My photographic career has spanned 4 decades and I have endeavored to embrace the changes in equipment and technology that have occurred and continue to evolve. I feel that digital imaging has empowered today’s photographers with more creative and quality control than ever thought to be practical, affordable or achievable. I embrace the concept of life-long learning and I'm aware of the fact that the best way to truly learn a topic is to teach it. As such, I chose to pursue a graduate degree in Media Arts at the University of South Carolina; I graduated with a MA in Digital Imaging in May of 2009 (30 years after my BA in Media Arts from USC in May of 1979). I have become passionate about teaching and have found the University of South Carolina a welcoming environment in which to do so (since the fall of 2006).

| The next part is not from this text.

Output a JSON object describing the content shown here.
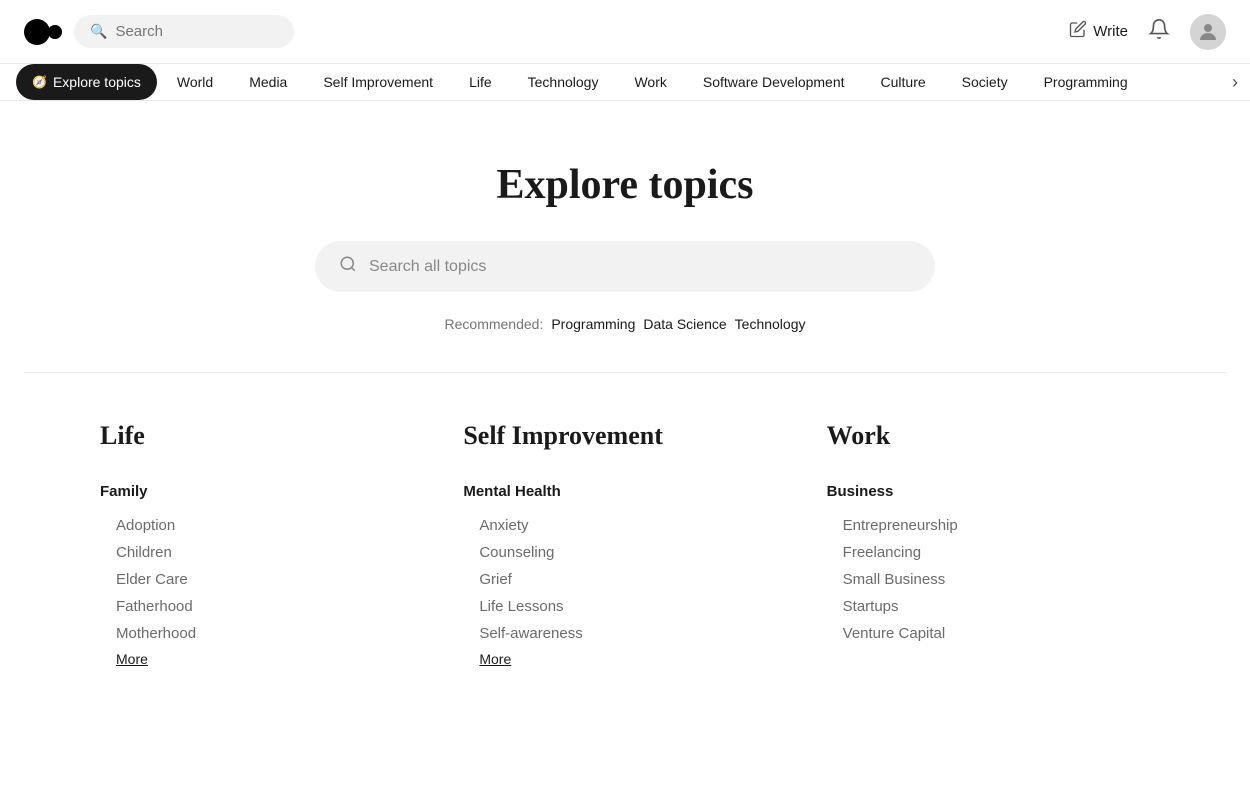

During the course of my career, I have been fortunate to have photographed people from all walks of life, and these interactions have impacted me greatly. I have become increasingly aware of the energy that is exchanged between my subjects and me during a session and the symbiotic result that often manifests itself in the finished image. With each encounter, I attempt to approach my subject with honesty, integrity, empathy and sensitivity…free of prejudice, artifice or preconceived notions about who they are or how they wish to be portrayed. I endeavor to be the catalyst for a dynamic equilibrium of energy to occur during our time together, and to capture the essence of their personality beyond the persona or facade they may have wished to outwardly project. Once I have the lights and camera adjusted, I typically don’t look through the eyepiece again until I change or re-frame the composition. This allows me to make constant eye contact with the subject and/or her actions, minimizing the barrier of equipment between us, facilitating the intimacy of our interaction, as I balance my quiet observation with my active participation. As I relinquish control, I gain power…not power over my subject, but the power of synergy with my subject. Spontaneity replaces artifice. And in that moment a portrait is more than a depiction of a face (or hands); it becomes a record of an act of personal relating—an encounter that has to include me beyond the act of pushing the shutter button. The awareness and understanding of this fact simultaneously fills me with humility and passion for what I do, and a sense of responsibility for how I practice my art.